(ENTRIES SUPPLIED Opens)
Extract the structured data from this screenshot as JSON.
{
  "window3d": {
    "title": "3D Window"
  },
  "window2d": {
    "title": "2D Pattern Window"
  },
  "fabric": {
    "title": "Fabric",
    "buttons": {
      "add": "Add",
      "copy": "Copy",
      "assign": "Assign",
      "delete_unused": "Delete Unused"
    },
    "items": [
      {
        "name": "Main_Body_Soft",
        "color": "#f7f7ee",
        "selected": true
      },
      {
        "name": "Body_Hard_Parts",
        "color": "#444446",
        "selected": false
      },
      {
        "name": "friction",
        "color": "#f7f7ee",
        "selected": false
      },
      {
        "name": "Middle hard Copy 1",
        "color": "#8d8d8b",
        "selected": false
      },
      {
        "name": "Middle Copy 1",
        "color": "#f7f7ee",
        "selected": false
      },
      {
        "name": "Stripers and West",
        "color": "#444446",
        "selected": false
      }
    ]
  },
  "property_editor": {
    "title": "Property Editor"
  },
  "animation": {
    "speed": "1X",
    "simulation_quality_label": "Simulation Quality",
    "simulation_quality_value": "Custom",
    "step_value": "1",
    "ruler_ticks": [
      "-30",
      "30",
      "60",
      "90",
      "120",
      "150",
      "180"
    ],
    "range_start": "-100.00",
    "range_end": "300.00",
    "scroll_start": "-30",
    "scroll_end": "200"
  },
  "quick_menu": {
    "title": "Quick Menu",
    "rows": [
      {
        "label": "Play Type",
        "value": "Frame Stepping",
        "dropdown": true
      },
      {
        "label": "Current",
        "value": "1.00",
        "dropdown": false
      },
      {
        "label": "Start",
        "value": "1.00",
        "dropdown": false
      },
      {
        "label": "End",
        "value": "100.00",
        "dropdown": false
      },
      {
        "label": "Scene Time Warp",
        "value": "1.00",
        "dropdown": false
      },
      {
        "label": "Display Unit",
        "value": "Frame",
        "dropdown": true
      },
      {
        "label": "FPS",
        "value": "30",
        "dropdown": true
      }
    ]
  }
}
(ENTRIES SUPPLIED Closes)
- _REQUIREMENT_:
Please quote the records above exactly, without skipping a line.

- _COMPLETED TASK_:
Extract the structured data from this screenshot as JSON.
{
  "window3d": {
    "title": "3D Window"
  },
  "window2d": {
    "title": "2D Pattern Window"
  },
  "fabric": {
    "title": "Fabric",
    "buttons": {
      "add": "Add",
      "copy": "Copy",
      "assign": "Assign",
      "delete_unused": "Delete Unused"
    },
    "items": [
      {
        "name": "Main_Body_Soft",
        "color": "#f7f7ee",
        "selected": true
      },
      {
        "name": "Body_Hard_Parts",
        "color": "#444446",
        "selected": false
      },
      {
        "name": "friction",
        "color": "#f7f7ee",
        "selected": false
      },
      {
        "name": "Middle hard Copy 1",
        "color": "#8d8d8b",
        "selected": false
      },
      {
        "name": "Middle Copy 1",
        "color": "#f7f7ee",
        "selected": false
      },
      {
        "name": "Stripers and West",
        "color": "#444446",
        "selected": false
      }
    ]
  },
  "property_editor": {
    "title": "Property Editor"
  },
  "animation": {
    "speed": "1X",
    "simulation_quality_label": "Simulation Quality",
    "simulation_quality_value": "Custom",
    "step_value": "1",
    "ruler_ticks": [
      "-30",
      "30",
      "60",
      "90",
      "120",
      "150",
      "180"
    ],
    "range_start": "-100.00",
    "range_end": "300.00",
    "scroll_start": "-30",
    "scroll_end": "200"
  },
  "quick_menu": {
    "title": "Quick Menu",
    "rows": [
      {
        "label": "Play Type",
        "value": "Frame Stepping",
        "dropdown": true
      },
      {
        "label": "Current",
        "value": "1.00",
        "dropdown": false
      },
      {
        "label": "Start",
        "value": "1.00",
        "dropdown": false
      },
      {
        "label": "End",
        "value": "100.00",
        "dropdown": false
      },
      {
        "label": "Scene Time Warp",
        "value": "1.00",
        "dropdown": false
      },
      {
        "label": "Display Unit",
        "value": "Frame",
        "dropdown": true
      },
      {
        "label": "FPS",
        "value": "30",
        "dropdown": true
      }
    ]
  }
}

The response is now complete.